In their search for myths, our contemporary “storyteller-designers” could not but strive for the pinnacle of the GREAT DESIGNERS OF YESTERYEAR. Many eyes have focused on Charlotte Perriand, a woman, beautiful, brave and genuinely ahead of her time. Cassina has recently re-edited some splendid pieces, including a technological project – the collection of sound-absorbing “President” panels, designed by Philippe Nigro for Caimi Brevetti, figuratively drawn from the great French heroine.

The “Schegge” table, designed by for Valsecchi 1918 references one of the great outsiders of Italian design, Carlo Mollino, with polished irony. One of the few pieces of furniture by the great Nordic designer Tapio Wirkkala (born in 1915, no less), Poltrona Frau’s 1952 low “Bird” table, makes a comeback. Of Frau all the forgotten heroes, or rather the forgotten heroines (one of 2015’s trends is undoubtedly WOMEN DESIGNERS)  this Salone seems to be specifically dedicated to Nanda Vigo, the unconventional fellow traveller of the leading artists of the ’60s-’70s, from Fontana to Manzoni. A few of her pieces, such as Driade’s 1971 “Blocco” pouffe, are making a re-appearance, as is her huge legacy.

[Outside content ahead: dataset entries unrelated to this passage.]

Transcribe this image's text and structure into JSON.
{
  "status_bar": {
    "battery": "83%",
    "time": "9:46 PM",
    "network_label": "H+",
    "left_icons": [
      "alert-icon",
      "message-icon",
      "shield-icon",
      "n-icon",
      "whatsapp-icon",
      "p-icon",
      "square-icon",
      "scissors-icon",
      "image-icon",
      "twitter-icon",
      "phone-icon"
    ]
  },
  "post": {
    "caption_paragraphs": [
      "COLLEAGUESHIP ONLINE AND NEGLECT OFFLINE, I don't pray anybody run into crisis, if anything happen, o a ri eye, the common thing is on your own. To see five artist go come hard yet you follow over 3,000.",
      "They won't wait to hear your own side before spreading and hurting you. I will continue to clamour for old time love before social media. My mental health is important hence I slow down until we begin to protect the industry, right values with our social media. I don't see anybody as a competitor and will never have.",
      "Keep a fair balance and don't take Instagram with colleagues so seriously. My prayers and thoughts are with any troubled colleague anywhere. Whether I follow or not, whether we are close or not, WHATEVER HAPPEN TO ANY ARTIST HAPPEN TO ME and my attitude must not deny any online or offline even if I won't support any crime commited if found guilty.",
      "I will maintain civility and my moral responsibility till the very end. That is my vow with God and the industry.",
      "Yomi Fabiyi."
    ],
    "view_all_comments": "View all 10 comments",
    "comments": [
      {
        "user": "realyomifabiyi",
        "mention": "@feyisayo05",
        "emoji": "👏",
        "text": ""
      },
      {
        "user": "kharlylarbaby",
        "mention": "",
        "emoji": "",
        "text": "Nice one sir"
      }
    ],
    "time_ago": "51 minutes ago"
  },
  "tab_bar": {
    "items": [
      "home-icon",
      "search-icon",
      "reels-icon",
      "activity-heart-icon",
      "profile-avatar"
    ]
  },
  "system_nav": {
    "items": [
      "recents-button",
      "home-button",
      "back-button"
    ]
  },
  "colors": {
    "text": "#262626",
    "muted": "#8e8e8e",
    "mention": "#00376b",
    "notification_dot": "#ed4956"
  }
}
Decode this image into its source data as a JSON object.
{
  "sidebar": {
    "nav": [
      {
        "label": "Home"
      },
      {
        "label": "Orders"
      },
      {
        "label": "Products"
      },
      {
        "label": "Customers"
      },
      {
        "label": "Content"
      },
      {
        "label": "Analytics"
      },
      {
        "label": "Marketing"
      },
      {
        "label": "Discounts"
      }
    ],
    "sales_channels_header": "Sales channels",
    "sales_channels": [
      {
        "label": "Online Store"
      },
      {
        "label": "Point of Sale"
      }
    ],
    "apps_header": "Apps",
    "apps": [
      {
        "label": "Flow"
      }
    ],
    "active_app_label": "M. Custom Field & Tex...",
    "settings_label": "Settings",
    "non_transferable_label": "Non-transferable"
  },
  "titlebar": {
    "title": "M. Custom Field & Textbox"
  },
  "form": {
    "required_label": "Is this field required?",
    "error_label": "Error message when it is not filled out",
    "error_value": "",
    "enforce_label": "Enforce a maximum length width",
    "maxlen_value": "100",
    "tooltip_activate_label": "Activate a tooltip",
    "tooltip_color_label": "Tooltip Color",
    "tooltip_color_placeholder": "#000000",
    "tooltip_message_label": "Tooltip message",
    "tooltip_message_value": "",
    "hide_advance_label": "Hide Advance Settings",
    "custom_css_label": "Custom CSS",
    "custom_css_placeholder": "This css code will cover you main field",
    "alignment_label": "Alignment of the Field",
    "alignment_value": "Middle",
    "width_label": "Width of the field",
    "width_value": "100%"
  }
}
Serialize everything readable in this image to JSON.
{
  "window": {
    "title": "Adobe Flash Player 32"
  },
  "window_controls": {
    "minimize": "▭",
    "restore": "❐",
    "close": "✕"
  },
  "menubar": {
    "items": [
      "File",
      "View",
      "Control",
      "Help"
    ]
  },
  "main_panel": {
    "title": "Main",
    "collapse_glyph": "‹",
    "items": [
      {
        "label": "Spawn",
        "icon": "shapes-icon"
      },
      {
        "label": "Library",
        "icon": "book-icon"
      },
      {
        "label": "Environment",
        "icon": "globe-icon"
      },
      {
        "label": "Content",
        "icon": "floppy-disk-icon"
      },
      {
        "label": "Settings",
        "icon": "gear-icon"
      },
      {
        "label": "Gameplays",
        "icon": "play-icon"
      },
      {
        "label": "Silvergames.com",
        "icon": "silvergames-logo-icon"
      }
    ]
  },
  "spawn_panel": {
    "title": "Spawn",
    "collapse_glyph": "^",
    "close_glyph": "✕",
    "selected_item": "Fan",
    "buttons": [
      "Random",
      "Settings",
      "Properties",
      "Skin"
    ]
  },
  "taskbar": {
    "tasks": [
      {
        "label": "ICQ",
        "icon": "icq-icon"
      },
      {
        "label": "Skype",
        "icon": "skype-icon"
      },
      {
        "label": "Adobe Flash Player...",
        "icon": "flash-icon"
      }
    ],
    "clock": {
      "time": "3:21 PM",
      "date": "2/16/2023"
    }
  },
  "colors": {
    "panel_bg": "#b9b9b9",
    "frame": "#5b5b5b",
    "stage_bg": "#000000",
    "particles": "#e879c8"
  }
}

It might seem only right and proper to end this review of distinguishing Salone del Mobile 2015 trends with a reference to Expo 2015, which opens ten days after the end of the Salone, and its theme, “Feeding the Planet, Energy for Life.” It seems more pertinent, however, to consider Okwui Enwezor’s theme, “All the World’s Futures”, for the 2015 Venice Biennale, which is basically the underlying theme of the Salone del Mobile in Milan. An event capable of telling every possible story about the future of design in the world.

Photos courtesy Salone del Mobile. Milano

Photo credits:

AM      Andrea Mariani
AR       Alessandro Russotti
CM      Carola Merello
SLV     Saverio Lombardi Vallauri


Photo Gallery:Salone del Mobile. Milano 2015 – Overview and Trends